* Records shown:
*** Begin section ***

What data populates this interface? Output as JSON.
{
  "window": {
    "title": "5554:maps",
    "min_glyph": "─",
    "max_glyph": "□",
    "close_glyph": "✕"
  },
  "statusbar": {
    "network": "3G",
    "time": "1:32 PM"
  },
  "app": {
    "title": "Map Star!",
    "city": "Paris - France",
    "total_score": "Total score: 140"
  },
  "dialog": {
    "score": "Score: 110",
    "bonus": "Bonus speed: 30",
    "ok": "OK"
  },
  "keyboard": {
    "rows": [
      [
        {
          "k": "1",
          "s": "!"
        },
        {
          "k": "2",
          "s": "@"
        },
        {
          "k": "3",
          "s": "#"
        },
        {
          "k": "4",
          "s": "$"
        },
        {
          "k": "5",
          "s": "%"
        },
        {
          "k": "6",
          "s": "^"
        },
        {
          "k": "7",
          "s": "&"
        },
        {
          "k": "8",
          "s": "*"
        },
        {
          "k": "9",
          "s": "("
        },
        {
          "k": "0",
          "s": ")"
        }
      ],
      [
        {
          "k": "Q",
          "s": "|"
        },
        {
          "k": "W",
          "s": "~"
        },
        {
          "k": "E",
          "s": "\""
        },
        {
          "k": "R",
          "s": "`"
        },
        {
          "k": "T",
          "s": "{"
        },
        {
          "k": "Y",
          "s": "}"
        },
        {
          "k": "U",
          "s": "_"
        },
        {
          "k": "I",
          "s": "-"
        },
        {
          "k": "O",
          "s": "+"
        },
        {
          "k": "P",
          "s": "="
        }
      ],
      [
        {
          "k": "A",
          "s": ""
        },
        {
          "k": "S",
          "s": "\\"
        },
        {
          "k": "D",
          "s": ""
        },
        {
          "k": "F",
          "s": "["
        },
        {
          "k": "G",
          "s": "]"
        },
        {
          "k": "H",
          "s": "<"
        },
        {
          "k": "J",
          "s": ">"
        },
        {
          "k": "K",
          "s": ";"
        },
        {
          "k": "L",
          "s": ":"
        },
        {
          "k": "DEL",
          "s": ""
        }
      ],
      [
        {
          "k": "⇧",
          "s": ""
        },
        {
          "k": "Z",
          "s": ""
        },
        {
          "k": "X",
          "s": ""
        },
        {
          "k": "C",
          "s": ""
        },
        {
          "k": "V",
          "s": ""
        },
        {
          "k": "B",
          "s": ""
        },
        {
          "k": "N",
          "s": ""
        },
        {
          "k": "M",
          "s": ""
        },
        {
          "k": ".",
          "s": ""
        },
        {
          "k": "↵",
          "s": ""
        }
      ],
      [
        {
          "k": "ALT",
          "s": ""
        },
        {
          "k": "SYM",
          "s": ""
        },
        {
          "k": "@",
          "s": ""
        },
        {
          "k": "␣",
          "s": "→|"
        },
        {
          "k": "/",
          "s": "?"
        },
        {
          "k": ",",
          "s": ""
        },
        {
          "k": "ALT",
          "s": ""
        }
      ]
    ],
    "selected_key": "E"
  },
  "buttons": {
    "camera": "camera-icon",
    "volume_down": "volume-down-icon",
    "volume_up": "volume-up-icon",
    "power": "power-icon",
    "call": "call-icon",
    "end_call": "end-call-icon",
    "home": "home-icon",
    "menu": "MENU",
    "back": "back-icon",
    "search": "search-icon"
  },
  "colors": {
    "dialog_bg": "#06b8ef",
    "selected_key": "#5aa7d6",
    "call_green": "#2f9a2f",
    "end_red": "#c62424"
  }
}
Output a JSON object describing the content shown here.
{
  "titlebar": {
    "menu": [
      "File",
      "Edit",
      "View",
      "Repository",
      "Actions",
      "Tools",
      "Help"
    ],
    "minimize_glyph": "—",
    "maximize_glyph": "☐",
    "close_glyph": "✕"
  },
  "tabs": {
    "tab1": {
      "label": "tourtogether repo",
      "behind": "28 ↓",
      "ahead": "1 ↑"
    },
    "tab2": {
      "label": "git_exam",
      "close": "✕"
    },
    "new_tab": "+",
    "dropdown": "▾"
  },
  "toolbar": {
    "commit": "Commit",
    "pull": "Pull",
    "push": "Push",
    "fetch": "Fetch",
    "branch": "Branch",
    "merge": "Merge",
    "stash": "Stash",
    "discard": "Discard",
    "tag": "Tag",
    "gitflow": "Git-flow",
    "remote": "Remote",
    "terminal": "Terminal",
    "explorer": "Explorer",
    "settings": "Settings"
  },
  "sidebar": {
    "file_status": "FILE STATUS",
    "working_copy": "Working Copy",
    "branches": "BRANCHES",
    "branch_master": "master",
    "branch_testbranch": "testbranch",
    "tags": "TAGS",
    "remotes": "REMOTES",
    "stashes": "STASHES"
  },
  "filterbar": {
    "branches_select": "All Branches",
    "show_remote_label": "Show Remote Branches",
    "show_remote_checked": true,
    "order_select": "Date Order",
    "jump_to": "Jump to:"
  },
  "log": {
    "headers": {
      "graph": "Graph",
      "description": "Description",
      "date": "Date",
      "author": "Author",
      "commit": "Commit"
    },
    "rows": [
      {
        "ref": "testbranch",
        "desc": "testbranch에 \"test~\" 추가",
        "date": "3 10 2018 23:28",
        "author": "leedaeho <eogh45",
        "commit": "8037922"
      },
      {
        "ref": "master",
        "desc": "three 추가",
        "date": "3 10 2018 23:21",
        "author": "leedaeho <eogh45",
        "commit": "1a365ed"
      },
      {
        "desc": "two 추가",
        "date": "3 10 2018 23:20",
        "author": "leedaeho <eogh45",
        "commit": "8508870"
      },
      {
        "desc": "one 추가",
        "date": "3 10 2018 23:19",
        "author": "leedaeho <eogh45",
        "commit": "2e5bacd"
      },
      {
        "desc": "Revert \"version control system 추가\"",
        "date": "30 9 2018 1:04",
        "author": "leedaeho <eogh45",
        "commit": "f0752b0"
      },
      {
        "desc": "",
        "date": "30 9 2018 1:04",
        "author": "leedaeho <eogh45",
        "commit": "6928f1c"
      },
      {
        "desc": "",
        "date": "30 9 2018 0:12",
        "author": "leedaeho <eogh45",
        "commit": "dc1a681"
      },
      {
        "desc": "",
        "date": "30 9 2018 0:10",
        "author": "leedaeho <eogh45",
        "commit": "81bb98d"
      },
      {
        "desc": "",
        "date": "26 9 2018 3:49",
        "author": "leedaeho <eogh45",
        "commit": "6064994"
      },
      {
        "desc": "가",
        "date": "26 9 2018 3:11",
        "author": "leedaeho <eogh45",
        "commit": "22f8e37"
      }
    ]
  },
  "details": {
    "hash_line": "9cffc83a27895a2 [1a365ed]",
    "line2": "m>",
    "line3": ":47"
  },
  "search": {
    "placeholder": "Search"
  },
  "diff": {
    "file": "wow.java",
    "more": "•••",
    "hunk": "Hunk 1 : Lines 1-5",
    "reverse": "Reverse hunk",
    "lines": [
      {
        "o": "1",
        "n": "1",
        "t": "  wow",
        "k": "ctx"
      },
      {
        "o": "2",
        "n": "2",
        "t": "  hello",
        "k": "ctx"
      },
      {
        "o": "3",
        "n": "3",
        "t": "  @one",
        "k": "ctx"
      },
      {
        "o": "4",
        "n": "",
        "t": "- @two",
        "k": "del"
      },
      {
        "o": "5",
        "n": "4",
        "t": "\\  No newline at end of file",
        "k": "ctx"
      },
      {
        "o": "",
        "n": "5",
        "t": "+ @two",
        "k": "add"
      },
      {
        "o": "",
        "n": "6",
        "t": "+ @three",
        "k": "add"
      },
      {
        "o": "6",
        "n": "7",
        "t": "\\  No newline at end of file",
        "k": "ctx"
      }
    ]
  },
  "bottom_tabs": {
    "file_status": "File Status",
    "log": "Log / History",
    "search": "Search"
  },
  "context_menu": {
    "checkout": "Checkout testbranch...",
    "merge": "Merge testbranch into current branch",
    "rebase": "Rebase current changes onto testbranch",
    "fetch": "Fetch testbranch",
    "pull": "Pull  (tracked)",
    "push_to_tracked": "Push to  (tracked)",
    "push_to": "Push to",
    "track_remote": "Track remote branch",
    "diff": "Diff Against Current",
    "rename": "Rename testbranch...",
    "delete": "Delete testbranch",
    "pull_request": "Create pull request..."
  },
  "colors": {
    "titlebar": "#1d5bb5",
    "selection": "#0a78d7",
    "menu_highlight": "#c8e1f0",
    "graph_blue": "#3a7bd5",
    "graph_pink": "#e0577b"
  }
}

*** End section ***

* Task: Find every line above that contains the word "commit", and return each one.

* Your response:
    "commit": "Commit",
      "commit": "Commit"
        "commit": "8037922"
        "commit": "1a365ed"
        "commit": "8508870"
        "commit": "2e5bacd"
        "commit": "f0752b0"
        "commit": "6928f1c"
        "commit": "dc1a681"
        "commit": "81bb98d"
        "commit": "6064994"
        "commit": "22f8e37"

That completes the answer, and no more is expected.